What causes maladaptive daydreaming?
Experts believe that MD is, generally, a coping mechanism in response to trauma, abuse or loneliness that leads the maladaptive daydreamer to conjure a complex imaginary world for them to escape into in times of distress, or loneliness, or maybe, even helplessness in real life. It is an escapist method of avoiding real interactions with families, friends or colleagues.
In his study, Somer had identified six survivors of sexual assault, who would escape regularly into an imaginary world of their creation, where they fantasized about their existence in compensatory, empowering storylines that they found missing in their real lives. “One man told us about 35 characters participating in the repertoire of stories he imagines. Another related how, for 30 years, he has been repeatedly imagining the plots of a series that is constantly evolving. Daydreaming usually starts as a small fantasy that makes people feel good, but over time, the process becomes addictive — until it takes over their lives. But because until now, the disorder has been unknown, when they come to receive treatment, therapists usually dismissed their complaint,” Somer said. However, Bigelsen believes that there the causes extend way beyond Somer’s trauma theory.
Can maladaptive daydreaming be treated?
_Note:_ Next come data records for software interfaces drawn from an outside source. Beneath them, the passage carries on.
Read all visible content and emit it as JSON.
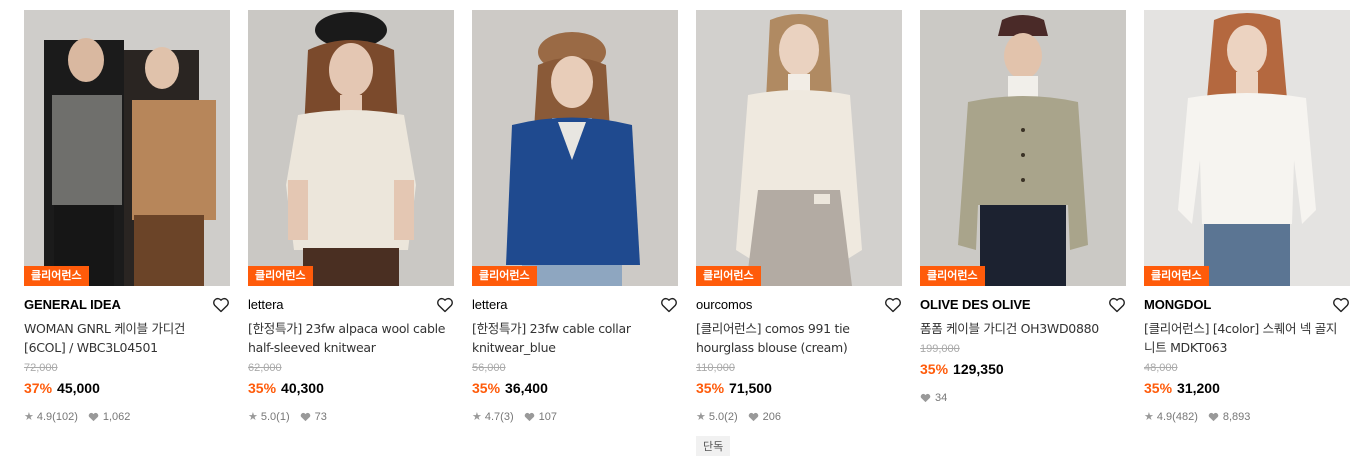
{
  "products": [
    {
      "tag": "클리어런스",
      "brand": "GENERAL IDEA",
      "name": "WOMAN GNRL 케이블 가디건 [6COL] / WBC3L04501",
      "original_price": "72,000",
      "discount": "37%",
      "price": "45,000",
      "rating": "4.9",
      "reviews": "(102)",
      "likes": "1,062",
      "exclusive": ""
    },
    {
      "tag": "클리어런스",
      "brand": "lettera",
      "name": "[한정특가] 23fw alpaca wool cable half-sleeved knitwear",
      "original_price": "62,000",
      "discount": "35%",
      "price": "40,300",
      "rating": "5.0",
      "reviews": "(1)",
      "likes": "73",
      "exclusive": ""
    },
    {
      "tag": "클리어런스",
      "brand": "lettera",
      "name": "[한정특가] 23fw cable collar knitwear_blue",
      "original_price": "56,000",
      "discount": "35%",
      "price": "36,400",
      "rating": "4.7",
      "reviews": "(3)",
      "likes": "107",
      "exclusive": ""
    },
    {
      "tag": "클리어런스",
      "brand": "ourcomos",
      "name": "[클리어런스] comos 991 tie hourglass blouse (cream)",
      "original_price": "110,000",
      "discount": "35%",
      "price": "71,500",
      "rating": "5.0",
      "reviews": "(2)",
      "likes": "206",
      "exclusive": "단독"
    },
    {
      "tag": "클리어런스",
      "brand": "OLIVE DES OLIVE",
      "name": "폼폼 케이블 가디건 OH3WD0880",
      "original_price": "199,000",
      "discount": "35%",
      "price": "129,350",
      "rating": "",
      "reviews": "",
      "likes": "34",
      "exclusive": ""
    },
    {
      "tag": "클리어런스",
      "brand": "MONGDOL",
      "name": "[클리어런스] [4color] 스퀘어 넥 골지 니트 MDKT063",
      "original_price": "48,000",
      "discount": "35%",
      "price": "31,200",
      "rating": "4.9",
      "reviews": "(482)",
      "likes": "8,893",
      "exclusive": ""
    }
  ],
  "icons": {
    "wishlist": "heart-outline-icon",
    "rating": "star-icon",
    "likes": "heart-filled-icon"
  },
  "colors": {
    "accent": "#ff5b0a",
    "muted": "#aaaaaa"
  }
}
Owing to the absence of a medical recognition of the condition, MD is often treated as a neural biochemical imbalance rather than an addictive symptom stemming from trauma, or a void in the individual’s life, if at all medical practitioners accord it enough importance.
Experts believe that cognitive behavioural therapy, or talk-therapy that helps people manage their day-to-day problems by changing the way they think and behave, can address their compulsive need to slip into their imagination. In terms of medication, one study had found that fluvoxamine, a drug commonly used to treat OCD, can help control MD as well. Over the years, a number of online communities of self-diagnosed maladaptive daydreamers have also emerged to help each other out.
When the medical community formally recognizes the disorder, perhaps, there will be more streamlined and nuanced approaches to treating those held hostage by their daydreams — in fact, in 2014, a Texas student named Cyan Reed had even launched a petition on Change.org urging the APA to acknowledge MD as a disorder.
“Maladaptive daydreaming still isn’t an officially recognized condition, but it’s clear that people around the world are experiencing the same symptoms: the hypnotic movements, the plots and characters, and the crippling inability to focus on the real world. As a researcher, I hope to find out much more about this condition and help the medical profession learn to address it,” Bigelsen said.